The Tibbetses moved to Riverside in the 1870s, and Eliza Tibbets asked Saunders to send her some orange trees, trees that he had requested from Brazil. He mailed her two small originals, which began producing fruit in 1875.
In 1902, they were moved to the corner of Magnolia and Arlington, where the living one remains. A year later, the other one was again moved, to the front of the historic Mission Inn, in what is now downtown Riverside. That tree died in 1921.
The one survivor was threatened with trunk rot caused by a fungus, but horticulturalists found a way to save it. Their experiment is still evident at the base of the trunk: They gave the tree a new root system so it would take nutrients from a different source, and eventually the tree outgrew its original roots.
While there were other successful types of oranges, much of Riverside and its environs became a navel orange empire. The parent trees spawned millions of offspring, Moses said, eventually covering Riverside and spreading to the San Gabriel Mountains and Corona in 20,000 acres of groves.
“Can you imagine what that would look like when they were blooming? It was like almost living in a perfume bottle,” Moses said.
The lucrative crop led to the creation of the Southern California Fruit Exchange, which became the California Fruit Growers Exchange, and eventually Sunkist.
The cooperatives were formed so the growers and the pickers would have better working conditions and relations with the commercial packers, and better distribution in the markets. Moses said that by 1920, the Fruit Growers Exchange was averaging $100 million a year from the sale of citrus, which included the navel oranges.

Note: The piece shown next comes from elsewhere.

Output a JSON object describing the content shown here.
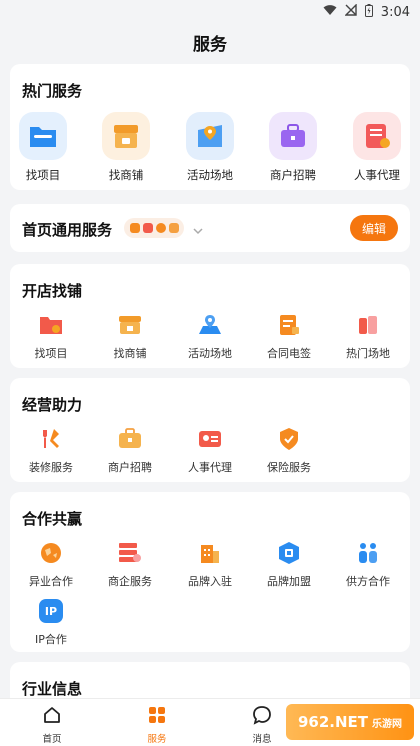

“We were in effect the center of economic enterprise in much of the Inland Empire. It was big-time,” Moses said.
California’s major advantage over other states is that the climate allows the orange to ripen to a nice color, Smith said.
“They grow tons of oranges in Florida, but the fruit is not nearly as pretty,” Smith said. “Most of their oranges go to processing, go to juice. Most of our oranges go to hands. We call it eating fresh.”
Simone McFarland, marketing coordinator for the city of Riverside, said the Washington navel helped put the city on the map.
“The orange is a huge part of our heritage. It is what brought Riverside to what we are today,” McFarland said.
For much of the first half of the 20th century, the orange was the dominant crop in Southern California. In addition to the inland citrus belt, oranges were grown in Orange County.
After World War II, the groves began to give way to suburban tract homes. Today, Southland acreage devoted to oranges is a tiny fraction of what it was. In the Riverside area, it has shrunk to perhaps 1,500 of the 20,000 acres cultivated at peak production -- and packinghouses in the region get most of their oranges from the Central Valley.
The image of the orange has also changed.
“Orange groves [have become] associated with ‘rural hick town,’ ” Moses said. “It’s no longer associated with the Hollywood California dream town.”
But to those interested in California’s citrus past, the site of the “parent tree” is hallowed ground.
“The oranges are what made Riverside so rich -- rich in money, rich in culture, rich in the vibrancy that we have today,” McFarland said.